# [Task goal]
Where a line holds the word "label", copy that line from the data below.

☆ ☆ ☆ ☆

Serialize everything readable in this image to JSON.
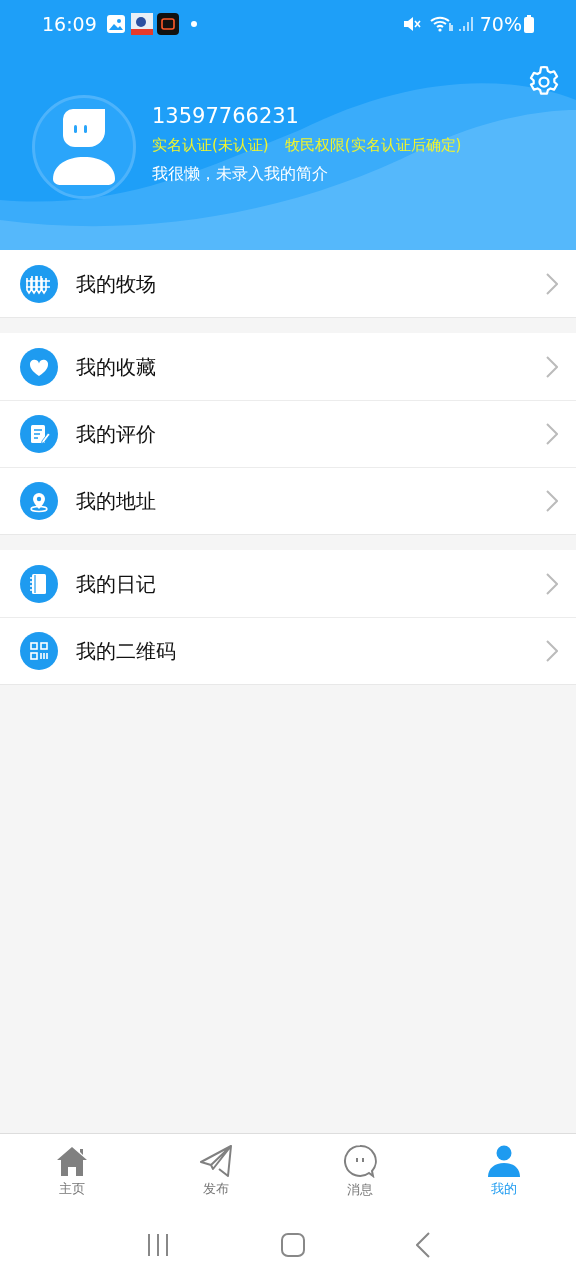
{
  "status_bar": {
    "time": "16:09",
    "battery": "70%"
  },
  "profile": {
    "phone": "13597766231",
    "verification": "实名认证(未认证)",
    "permission": "牧民权限(实名认证后确定)",
    "bio": "我很懒，未录入我的简介"
  },
  "menu_groups": [
    [
      {
        "kind": "ranch",
        "label": "我的牧场"
      }
    ],
    [
      {
        "kind": "favorite",
        "label": "我的收藏"
      },
      {
        "kind": "review",
        "label": "我的评价"
      },
      {
        "kind": "address",
        "label": "我的地址"
      }
    ],
    [
      {
        "kind": "diary",
        "label": "我的日记"
      },
      {
        "kind": "qrcode",
        "label": "我的二维码"
      }
    ]
  ],
  "tabs": [
    {
      "kind": "home",
      "label": "主页",
      "selected": false
    },
    {
      "kind": "publish",
      "label": "发布",
      "selected": false
    },
    {
      "kind": "messages",
      "label": "消息",
      "selected": false
    },
    {
      "kind": "me",
      "label": "我的",
      "selected": true
    }
  ]
}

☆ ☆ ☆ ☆

# [Written reply]
        "label": "我的牧场"
        "label": "我的收藏"
        "label": "我的评价"
        "label": "我的地址"
        "label": "我的日记"
        "label": "我的二维码"
      "label": "主页",
      "label": "发布",
      "label": "消息",
      "label": "我的",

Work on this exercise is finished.